Sales is a challenging industry that takes a unique combination of traits and skills to succeed in. When we examine the truly memorable salespeople we know, a few things become immediately apparent—most notably, that there are certain features all successful salespeople share.
Logic would dictate, then, that we should pattern ourselves after those salespeople if we are to achieve the same measure of success. To help, we consulted eight associates of Young Entrepreneur Council about the elements they would include on a checklist for those looking to become spectacular salespeople, and what it would take to check those boxes off. These are the traits they highlighted.
Empathy is a critical trait for a salesperson. You must be able to relate to a potential customer and their situation before you can expect them to trust you and your solution. You must address every concern with a personal and open-minded approach and not just a canned response that you are taught to read from a script. This approach helps relieve the initial tension that exists in a typical sales call and build a good rapport before going in for the close. A sales conversation, just like any other conversation, is a two-way street, and you must be able to hear your customer as much as you want to be heard. Empathy is an important tool in a salesperson's toolbox and can go a long way in building the kinds of relationships you need to close more deals. – Jacob Tanur, Click Play Films
2. Likeability And Trustworthiness
A good salesperson has to be likable and trustworthy. We all have choices when it comes to the products and services we purchase. When evaluating those competing brands, people will gravitate toward the one that feels most comfortable. Being a genuinely likeable and trustworthy person will create that feeling of comfort that prospects want prior to spending their money. Good salespeople will have that ability as a product of their character, but great salespeople will work to hone that skill through constant follow-up and organization. – Josh Awad, Flywheel Commerce
One of the best traits that any salesperson can have is patience. Focusing on a fast sale now isn't going to build a long-term relationship with customers and clients later. Putting in the time to connect and answer questions (even if it's over a few different face-to-face meetings) generally produces better results than trying to snag a one-time sale. Be willing to put in the work and maintain contact with your prospective and existing customers. – Kristin Kimberly Marquet, Marquet Media, LLC
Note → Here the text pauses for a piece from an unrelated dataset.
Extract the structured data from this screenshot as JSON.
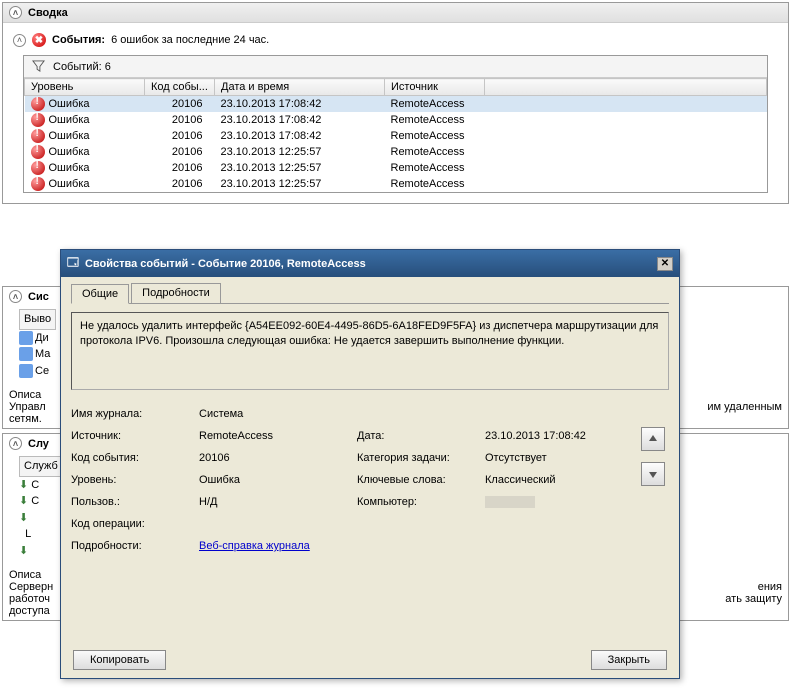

All good salespeople have charisma. It's hard to sell a product unless you can get someone excited about what you're offering. Some people say charisma can't be learned, and I partially agree. There are things you can do to make yourself naturally more charismatic. I think that if you want to check off that box, you have to build your confidence. Believe in the product you're selling and yourself. When someone has confidence, they start to feel comfortable selling their product or service to someone. They know what to expect and how to explain the benefits. Consequently, they come off as naturally charismatic. – Chris Christoff, MonsterInsights
5. An Understanding Of Marketing
Great salespeople need to have a deep understanding of marketing. Understanding content strategy and how it aligns with buyer personas and intent will help sales people share the most relevant content. Understanding HubSpot or a marketing automation platform will help salespeople use buyer signals like site visits, content engagement and ad engagement to call or email at the perfect time. Understanding account-based marketing reporting to focus on the high-potential accounts will help salespeople spend time on the right prospects. Timing is everything—and the smartest salespeople use data to ensure they're spending their time targeting the high-value prospects at the right time, and not just chasing the hamster wheel to fulfill an outbound call or email quota. – Dan Golden, BFO (Be Found Online)
6. Clear And Concise Writing Skills
Clear and concise writing skills are a must. Some salespeople are powerful face to face, but fail miserably when written communication occurs, such as through email. And considering email is typically where the initial touch point of a prospective client or customer occurs, sloppy writing can immediately discourage further conversation, or create doubt in a prospective buyer's mind. All businesses should invest in a small writing course for each of their salespeople (and entire staff, I'd argue), and the use of Grammarly should be a must—it helps point out sloppy writing. – Ron Lieback, ContentMender
7. Polite Persistence
Great salespeople are politely persistent. They don’t take “no” for an answer, they know how to pivot to adjacent pathways that keep the conversations going and they’re quick thinkers. They have the discipline to follow up with every lead and customer to figure out precisely what’s needed to turn a “maybe” or “no” into a “yes.” To improve these areas, salespeople need to learn how to ask open-ended questions and how to react to the answers they receive. Journalism courses may be useful for this as journalists do this all the time. Further, asking solution-oriented questions can help uncover insights from your prospects and customers. – Josh Kohlbach, Wholesale Suite
8. The Ability To Handle Rejection
Sales is one of the hardest jobs there is because it requires so much emotional and mental strength. You need to be able to approach virtual strangers and sell to them—and rejection is a common experience. You need to be able to accept rejection and even ask for feedback or reach out again to the person who rejected you. It can feel personal too because you're putting in a great deal of effort into the interaction. So, the ability to not take rejection personally and to be able to continue working while under stress are definitely top characteristics a salesperson needs. – Syed Balkhi, WPBeginner